▼

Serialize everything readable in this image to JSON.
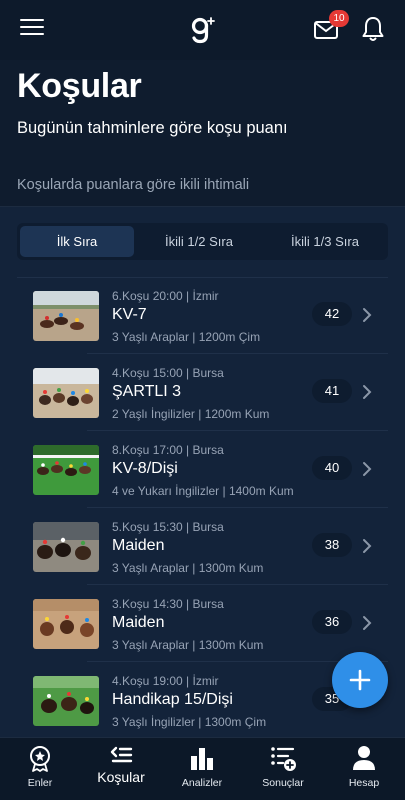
{
  "header": {
    "notification_count": "10",
    "icons": [
      "menu-icon",
      "logo-icon",
      "mail-icon",
      "bell-icon"
    ]
  },
  "hero": {
    "title": "Koşular",
    "subtitle": "Bugünün tahminlere göre koşu puanı"
  },
  "section": {
    "label": "Koşularda puanlara göre ikili ihtimali"
  },
  "tabs": [
    {
      "label": "İlk Sıra",
      "active": true
    },
    {
      "label": "İkili 1/2 Sıra",
      "active": false
    },
    {
      "label": "İkili 1/3 Sıra",
      "active": false
    }
  ],
  "races": [
    {
      "meta": "6.Koşu 20:00 | İzmir",
      "name": "KV-7",
      "detail": "3 Yaşlı Araplar | 1200m Çim",
      "score": "42"
    },
    {
      "meta": "4.Koşu 15:00 | Bursa",
      "name": "ŞARTLI 3",
      "detail": "2 Yaşlı İngilizler | 1200m Kum",
      "score": "41"
    },
    {
      "meta": "8.Koşu 17:00 | Bursa",
      "name": "KV-8/Dişi",
      "detail": "4 ve Yukarı İngilizler | 1400m Kum",
      "score": "40"
    },
    {
      "meta": "5.Koşu 15:30 | Bursa",
      "name": "Maiden",
      "detail": "3 Yaşlı Araplar | 1300m Kum",
      "score": "38"
    },
    {
      "meta": "3.Koşu 14:30 | Bursa",
      "name": "Maiden",
      "detail": "3 Yaşlı Araplar | 1300m Kum",
      "score": "36"
    },
    {
      "meta": "4.Koşu 19:00 | İzmir",
      "name": "Handikap 15/Dişi",
      "detail": "3 Yaşlı İngilizler | 1300m Çim",
      "score": "35"
    }
  ],
  "fab": {
    "icon": "plus-icon"
  },
  "bottom_nav": [
    {
      "label": "Enler",
      "icon": "medal-icon",
      "active": false
    },
    {
      "label": "Koşular",
      "icon": "race-list-icon",
      "active": true
    },
    {
      "label": "Analizler",
      "icon": "bar-chart-icon",
      "active": false
    },
    {
      "label": "Sonuçlar",
      "icon": "results-list-icon",
      "active": false
    },
    {
      "label": "Hesap",
      "icon": "person-icon",
      "active": false
    }
  ],
  "colors": {
    "background": "#0f1c2e",
    "panel": "#13233a",
    "accent": "#2f8fe8",
    "badge": "#e53935"
  }
}
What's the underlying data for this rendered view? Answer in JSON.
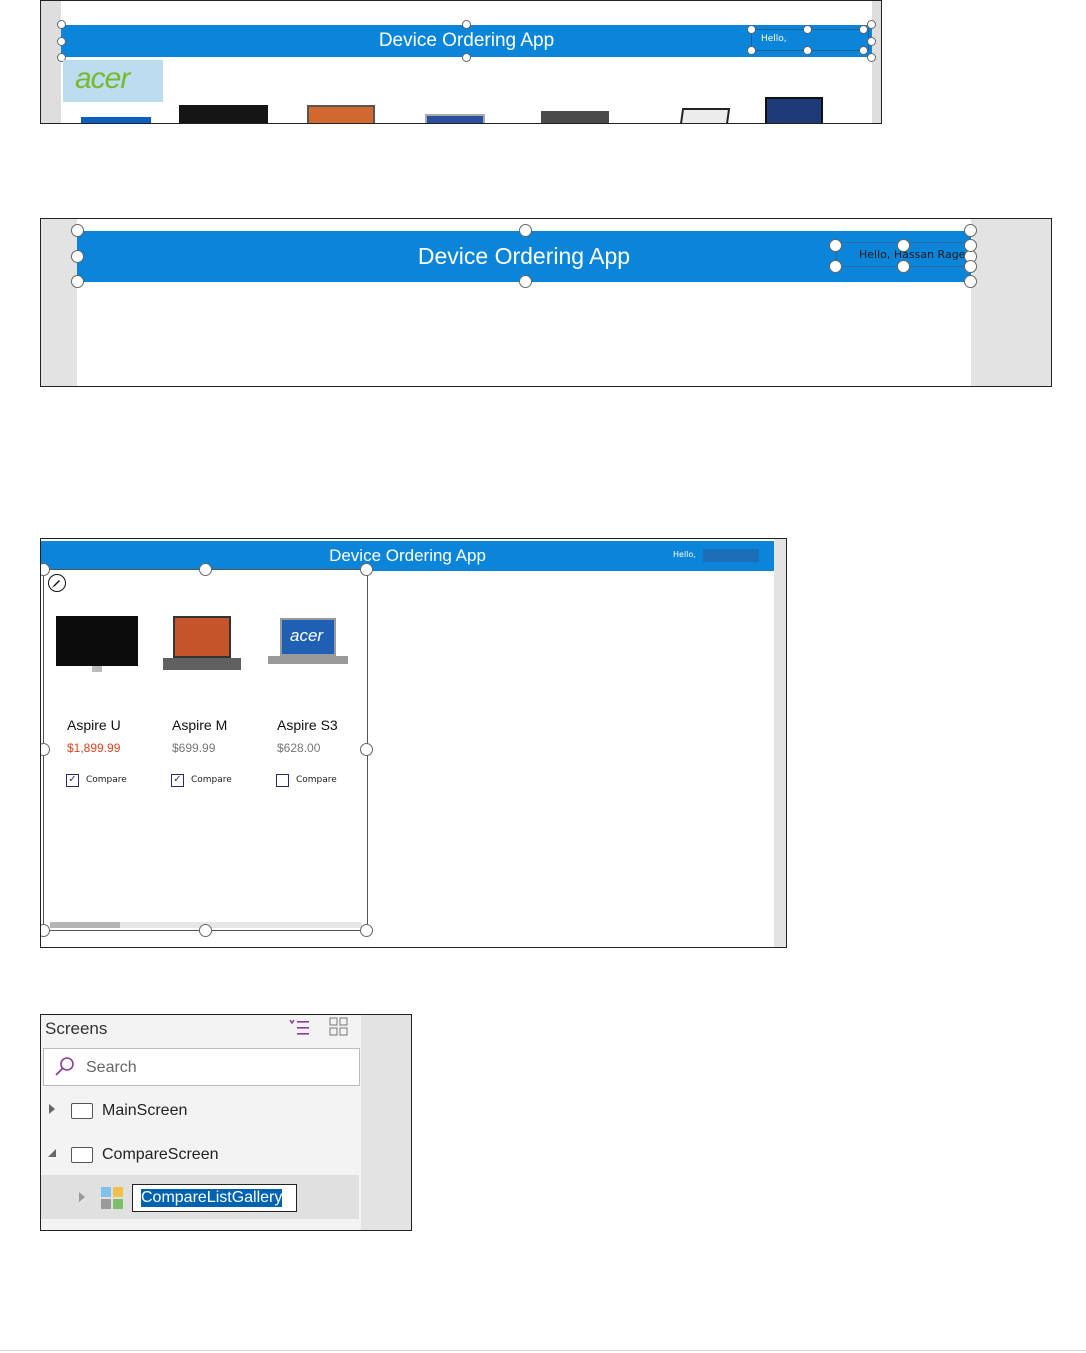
{
  "panel1": {
    "app_title": "Device Ordering App",
    "hello_text": "Hello,",
    "logo_text": "acer"
  },
  "panel2": {
    "app_title": "Device Ordering App",
    "hello_text": "Hello, Hassan Rage"
  },
  "panel3": {
    "app_title": "Device Ordering App",
    "hello_text": "Hello,",
    "products": [
      {
        "name": "Aspire U",
        "price": "$1,899.99",
        "compare_checked": true,
        "price_color": "#d9431e"
      },
      {
        "name": "Aspire M",
        "price": "$699.99",
        "compare_checked": true,
        "price_color": "#777777"
      },
      {
        "name": "Aspire S3",
        "price": "$628.00",
        "compare_checked": false,
        "price_color": "#777777"
      }
    ],
    "compare_label": "Compare",
    "check_glyph": "✓",
    "acer_screen_text": "acer"
  },
  "panel4": {
    "header": "Screens",
    "search_placeholder": "Search",
    "items": [
      {
        "label": "MainScreen"
      },
      {
        "label": "CompareScreen"
      },
      {
        "label": "CompareListGallery"
      }
    ]
  },
  "colors": {
    "accent": "#0a85d9",
    "selection": "#0063b1",
    "purple_icon": "#8b3d9e"
  }
}
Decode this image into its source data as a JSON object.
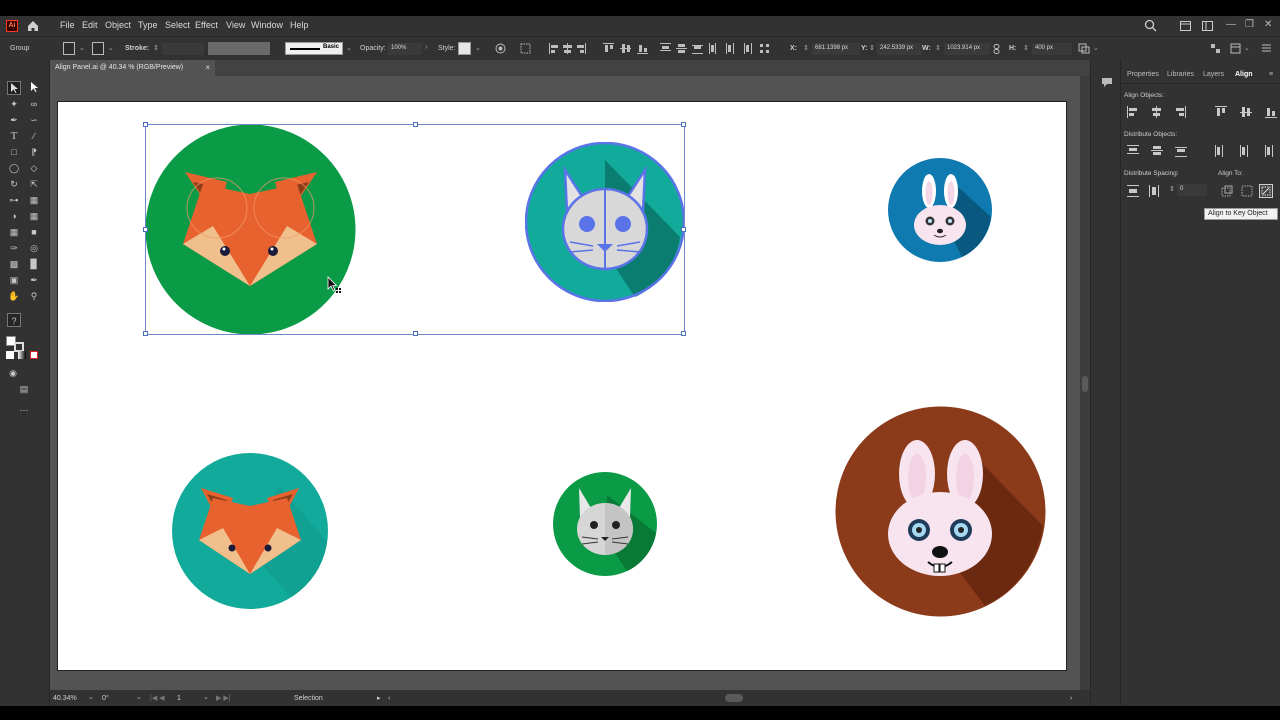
{
  "menu": {
    "items": [
      "File",
      "Edit",
      "Object",
      "Type",
      "Select",
      "Effect",
      "View",
      "Window",
      "Help"
    ]
  },
  "control": {
    "selection_type": "Group",
    "stroke_label": "Stroke:",
    "brush_label": "Basic",
    "opacity_label": "Opacity:",
    "opacity_value": "100%",
    "style_label": "Style:",
    "x_label": "X:",
    "x_value": "681.1398 px",
    "y_label": "Y:",
    "y_value": "242.5339 px",
    "w_label": "W:",
    "w_value": "1023.914 px",
    "h_label": "H:",
    "h_value": "400 px"
  },
  "document": {
    "tab_title": "Align Panel.ai @ 40.34 % (RGB/Preview)",
    "close": "×"
  },
  "status": {
    "zoom": "40.34%",
    "rotation": "0°",
    "artboard": "1",
    "tool": "Selection"
  },
  "panel": {
    "tabs": [
      "Properties",
      "Libraries",
      "Layers",
      "Align"
    ],
    "active_tab": "Align",
    "align_objects": "Align Objects:",
    "distribute_objects": "Distribute Objects:",
    "distribute_spacing": "Distribute Spacing:",
    "spacing_value": "0",
    "align_to": "Align To:",
    "tooltip": "Align to Key Object"
  },
  "toolbar": {
    "help": "?"
  },
  "colors": {
    "accent_selection": "#6d8ac7",
    "fox_orange": "#e8622f",
    "green": "#0b9a46",
    "teal": "#12aa9a",
    "blue": "#0e7ab0",
    "brown": "#8b3a1a"
  }
}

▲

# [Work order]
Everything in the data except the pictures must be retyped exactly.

# [Solution to this task]
Serialize everything readable in this image to JSON.
{
  "header": {
    "notification_count": "10",
    "icons": [
      "menu-icon",
      "logo-icon",
      "mail-icon",
      "bell-icon"
    ]
  },
  "hero": {
    "title": "Koşular",
    "subtitle": "Bugünün tahminlere göre koşu puanı"
  },
  "section": {
    "label": "Koşularda puanlara göre ikili ihtimali"
  },
  "tabs": [
    {
      "label": "İlk Sıra",
      "active": true
    },
    {
      "label": "İkili 1/2 Sıra",
      "active": false
    },
    {
      "label": "İkili 1/3 Sıra",
      "active": false
    }
  ],
  "races": [
    {
      "meta": "6.Koşu 20:00 | İzmir",
      "name": "KV-7",
      "detail": "3 Yaşlı Araplar | 1200m Çim",
      "score": "42"
    },
    {
      "meta": "4.Koşu 15:00 | Bursa",
      "name": "ŞARTLI 3",
      "detail": "2 Yaşlı İngilizler | 1200m Kum",
      "score": "41"
    },
    {
      "meta": "8.Koşu 17:00 | Bursa",
      "name": "KV-8/Dişi",
      "detail": "4 ve Yukarı İngilizler | 1400m Kum",
      "score": "40"
    },
    {
      "meta": "5.Koşu 15:30 | Bursa",
      "name": "Maiden",
      "detail": "3 Yaşlı Araplar | 1300m Kum",
      "score": "38"
    },
    {
      "meta": "3.Koşu 14:30 | Bursa",
      "name": "Maiden",
      "detail": "3 Yaşlı Araplar | 1300m Kum",
      "score": "36"
    },
    {
      "meta": "4.Koşu 19:00 | İzmir",
      "name": "Handikap 15/Dişi",
      "detail": "3 Yaşlı İngilizler | 1300m Çim",
      "score": "35"
    }
  ],
  "fab": {
    "icon": "plus-icon"
  },
  "bottom_nav": [
    {
      "label": "Enler",
      "icon": "medal-icon",
      "active": false
    },
    {
      "label": "Koşular",
      "icon": "race-list-icon",
      "active": true
    },
    {
      "label": "Analizler",
      "icon": "bar-chart-icon",
      "active": false
    },
    {
      "label": "Sonuçlar",
      "icon": "results-list-icon",
      "active": false
    },
    {
      "label": "Hesap",
      "icon": "person-icon",
      "active": false
    }
  ],
  "colors": {
    "background": "#0f1c2e",
    "panel": "#13233a",
    "accent": "#2f8fe8",
    "badge": "#e53935"
  }
}
What's the underlying data for this rendered view? Answer in JSON.
{
  "panel1": {
    "app_title": "Device Ordering App",
    "hello_text": "Hello,",
    "logo_text": "acer"
  },
  "panel2": {
    "app_title": "Device Ordering App",
    "hello_text": "Hello, Hassan Rage"
  },
  "panel3": {
    "app_title": "Device Ordering App",
    "hello_text": "Hello,",
    "products": [
      {
        "name": "Aspire U",
        "price": "$1,899.99",
        "compare_checked": true,
        "price_color": "#d9431e"
      },
      {
        "name": "Aspire M",
        "price": "$699.99",
        "compare_checked": true,
        "price_color": "#777777"
      },
      {
        "name": "Aspire S3",
        "price": "$628.00",
        "compare_checked": false,
        "price_color": "#777777"
      }
    ],
    "compare_label": "Compare",
    "check_glyph": "✓",
    "acer_screen_text": "acer"
  },
  "panel4": {
    "header": "Screens",
    "search_placeholder": "Search",
    "items": [
      {
        "label": "MainScreen"
      },
      {
        "label": "CompareScreen"
      },
      {
        "label": "CompareListGallery"
      }
    ]
  },
  "colors": {
    "accent": "#0a85d9",
    "selection": "#0063b1",
    "purple_icon": "#8b3d9e"
  }
}
Decode this image into its source data as a JSON object.
{
  "menu": {
    "items": [
      "File",
      "Edit",
      "Object",
      "Type",
      "Select",
      "Effect",
      "View",
      "Window",
      "Help"
    ]
  },
  "control": {
    "selection_type": "Group",
    "stroke_label": "Stroke:",
    "brush_label": "Basic",
    "opacity_label": "Opacity:",
    "opacity_value": "100%",
    "style_label": "Style:",
    "x_label": "X:",
    "x_value": "681.1398 px",
    "y_label": "Y:",
    "y_value": "242.5339 px",
    "w_label": "W:",
    "w_value": "1023.914 px",
    "h_label": "H:",
    "h_value": "400 px"
  },
  "document": {
    "tab_title": "Align Panel.ai @ 40.34 % (RGB/Preview)",
    "close": "×"
  },
  "status": {
    "zoom": "40.34%",
    "rotation": "0°",
    "artboard": "1",
    "tool": "Selection"
  },
  "panel": {
    "tabs": [
      "Properties",
      "Libraries",
      "Layers",
      "Align"
    ],
    "active_tab": "Align",
    "align_objects": "Align Objects:",
    "distribute_objects": "Distribute Objects:",
    "distribute_spacing": "Distribute Spacing:",
    "spacing_value": "0",
    "align_to": "Align To:",
    "tooltip": "Align to Key Object"
  },
  "toolbar": {
    "help": "?"
  },
  "colors": {
    "accent_selection": "#6d8ac7",
    "fox_orange": "#e8622f",
    "green": "#0b9a46",
    "teal": "#12aa9a",
    "blue": "#0e7ab0",
    "brown": "#8b3a1a"
  }
}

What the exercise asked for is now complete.